"I will go in alone. Thank you dearest." Marguerite told him, pressing his hands in farewell and kissing his cheek tenderly.

She knocked and Percy's voice came briskly, "Enter."

She pushed open the door and saw a small room with a large bed and a small cupboard and desk, which articles took up almost the entirety of the tiny room.

Percy turned from buttoning up his vest to greet the newcomer.

"Armand said this would be the best place to rest Percy. May I come in and avail myself of the opportunity?"

"Certainly m'dear. Dem me but I should have suggested it myself." Percy came towards her as he spoke and took her hand. He led her to the bed where she lay down upon the pillows and stretched out her throbbing feet.

Percy stood quietly for a moment, looking at her, and Marguerite felt she must say something.

"It is so good to lay down on a real bed. And such a comfortable one too. You have redecorated since last I was on board."

"I am glad you approve Madam." He smiled a little wryly. "Whenever we have guests belonging to the fairer sex aboard the Daydream I resign this cabin to them and make my berth with the gentlemen yonder." He waved in the direction of the door.

"How very gallant of you." Marguerite said teasingly.

"Well I can't very well put them with the gentlemen or the crew, now can I?"

"No indeed. Most improper."

"Well there you have it Madam." He smiled playfully as he spoke and moved to sit at the foot of the bed.

His eyes fell on her bruised and scratched feet and he lifted one and gently removed the torn and muddied stocking. "Poor little feet," he said, his tone becoming very gentle.

"They do not hurt so much now."

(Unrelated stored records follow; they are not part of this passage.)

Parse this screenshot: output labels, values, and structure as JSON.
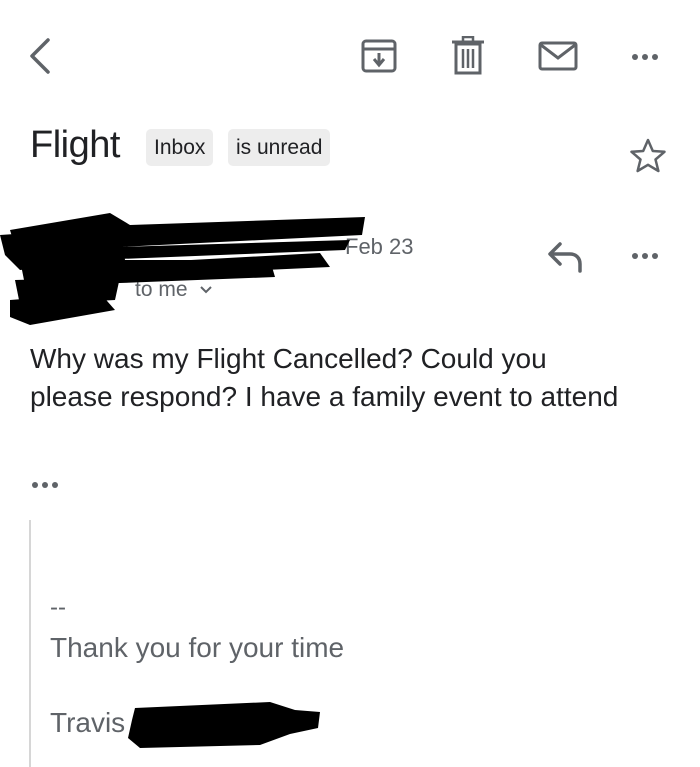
{
  "toolbar": {
    "back_icon": "chevron-left-icon",
    "archive_icon": "archive-icon",
    "delete_icon": "trash-icon",
    "mark_unread_icon": "mail-icon",
    "more_icon": "more-horizontal-icon"
  },
  "email": {
    "subject": "Flight",
    "labels": [
      "Inbox",
      "is unread"
    ],
    "star_icon": "star-outline-icon",
    "date": "Feb 23",
    "recipient": "to me",
    "reply_icon": "reply-icon",
    "body": "Why was my Flight Cancelled? Could you please respond? I have a family event to attend",
    "quoted": {
      "separator": "--",
      "line": "Thank you for your time",
      "signature": "Travis"
    }
  },
  "colors": {
    "text": "#202124",
    "muted": "#5f6368",
    "chip": "#ededed",
    "redaction": "#000000"
  }
}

"They should be bandaged nevertheless." Percy disappeared for a moment into the larger cabin. He reappeared a moment later with a bowl of water and a roll of bandages.

"Since there is no lady's maid aboard you shall have to make do with me." He told her with a smile.

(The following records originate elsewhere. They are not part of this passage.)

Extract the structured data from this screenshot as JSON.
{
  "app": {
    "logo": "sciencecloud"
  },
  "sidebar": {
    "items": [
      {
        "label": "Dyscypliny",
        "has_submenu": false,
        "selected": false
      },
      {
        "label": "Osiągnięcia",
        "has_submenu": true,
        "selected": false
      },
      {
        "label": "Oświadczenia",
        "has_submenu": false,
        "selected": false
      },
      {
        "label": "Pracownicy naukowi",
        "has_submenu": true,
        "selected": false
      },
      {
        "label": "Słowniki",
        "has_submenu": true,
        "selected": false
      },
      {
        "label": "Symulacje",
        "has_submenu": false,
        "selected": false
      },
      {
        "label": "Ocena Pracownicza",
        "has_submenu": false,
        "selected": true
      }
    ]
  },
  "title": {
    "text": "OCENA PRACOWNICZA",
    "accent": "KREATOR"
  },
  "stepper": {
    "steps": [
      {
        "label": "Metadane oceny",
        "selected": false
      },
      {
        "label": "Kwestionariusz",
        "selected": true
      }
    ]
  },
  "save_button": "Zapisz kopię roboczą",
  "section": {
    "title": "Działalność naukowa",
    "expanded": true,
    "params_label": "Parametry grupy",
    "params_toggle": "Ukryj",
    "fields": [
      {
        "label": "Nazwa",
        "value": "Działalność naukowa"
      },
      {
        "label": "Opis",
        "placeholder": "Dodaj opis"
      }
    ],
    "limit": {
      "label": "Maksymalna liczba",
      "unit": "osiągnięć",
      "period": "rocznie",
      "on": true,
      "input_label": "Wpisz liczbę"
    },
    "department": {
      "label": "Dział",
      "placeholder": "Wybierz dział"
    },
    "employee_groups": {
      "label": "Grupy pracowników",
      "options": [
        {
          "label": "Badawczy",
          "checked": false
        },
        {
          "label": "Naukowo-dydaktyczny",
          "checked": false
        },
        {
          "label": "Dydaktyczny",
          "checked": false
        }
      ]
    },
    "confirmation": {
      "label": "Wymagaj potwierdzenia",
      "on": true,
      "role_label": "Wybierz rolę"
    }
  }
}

"I confess I do not want you out of my sight Percy."

"Nor I you my dear," very gently.

"But what of your own wounds?" Marguerite asked suddenly, when a moment of silence had passed in which Percy began gently rubbing the dirt and blood away from her right foot.

"Never mind them sweetheart. They do not pain me at all anymore."

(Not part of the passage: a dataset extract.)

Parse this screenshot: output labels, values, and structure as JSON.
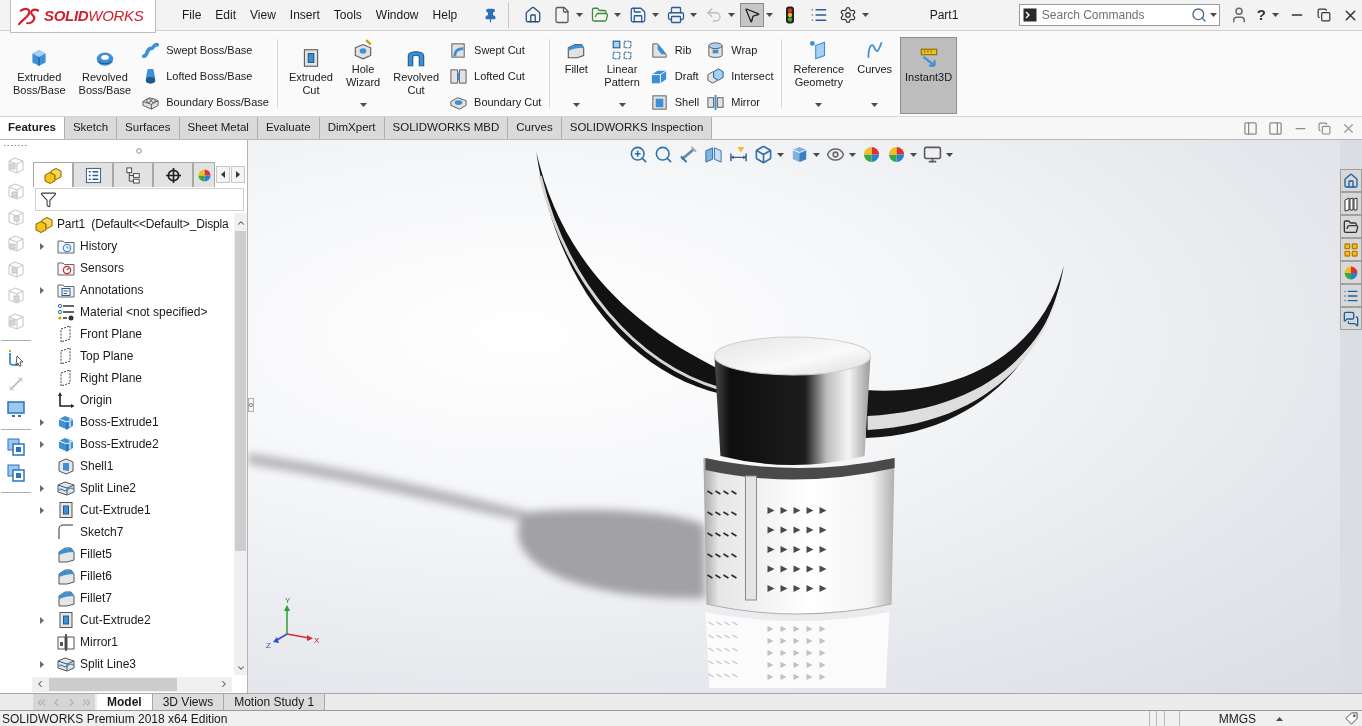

"How are you so strong?" she whispered.

"I have many supports. Yourself not the least." He smiled brightly as he spoke and lifted her foot to press a kiss to one of the cuts which it had endured for his sake.

Her eyes filled with sudden tears. "Percy, how could I not have known. I could have helped you… or at least pulled away the mask from your face when we were alone and given you rest from your masquerade. Instead I almost killed you."

Her tears were falling freely now and he rose quickly and moved to sit beside her. Drawing her into his arms he whispered, "Margo, my love, forgive me for not trusting you. I will never doubt you again."

"What have I done to deserve you?" Marguerite cried in distress, burying her face in his sleeve and sobbing bitterly.

"This is what you have done for me," brushing the hem of her skirt aside to reveal the poor feet once more.

"I did nothing but cause you to be beaten."

"Sweetheart, when I saw you safe and well, any sufferings suddenly became as nothing." His voice dropped to a husky whisper. "That moment, when you recognized me and ran to my side, was the happiest moment of my life."

"It was the happiest moment of mine as well." Marguerite brushed away her tears and smiled as she spoke. "At our wedding I was determined to reveal the true Percy Blakeney. I was not so blind then that I could not see that you were more than you professed. But this morning I saw you, unmasked, as you truly are, for the first time in my life."

"Are you disappointed with the result of your conquest?" He asked, speaking playfully once again.

But Marguerite, gazing into his blue eyes, spoke with great seriousness as she replied, "I am more humbled by you and prouder of who you are then words could ever tell."

Percy lifted a hand and brushed away a glittering tear which still hung on Marguerite's long lashes. Marguerite's breath caught in her throat and Percy drew back a little. He opened his mouth as if to speak but hesitated. Marguerite smiled suddenly, a tender, sparkling smile.

"Percy? Will you do something for me?"

"I am yours to command my lady."

She drew closer to him and whispered softly. "Will you kiss me now?"

"Faith my lady, I thought you'd never ask."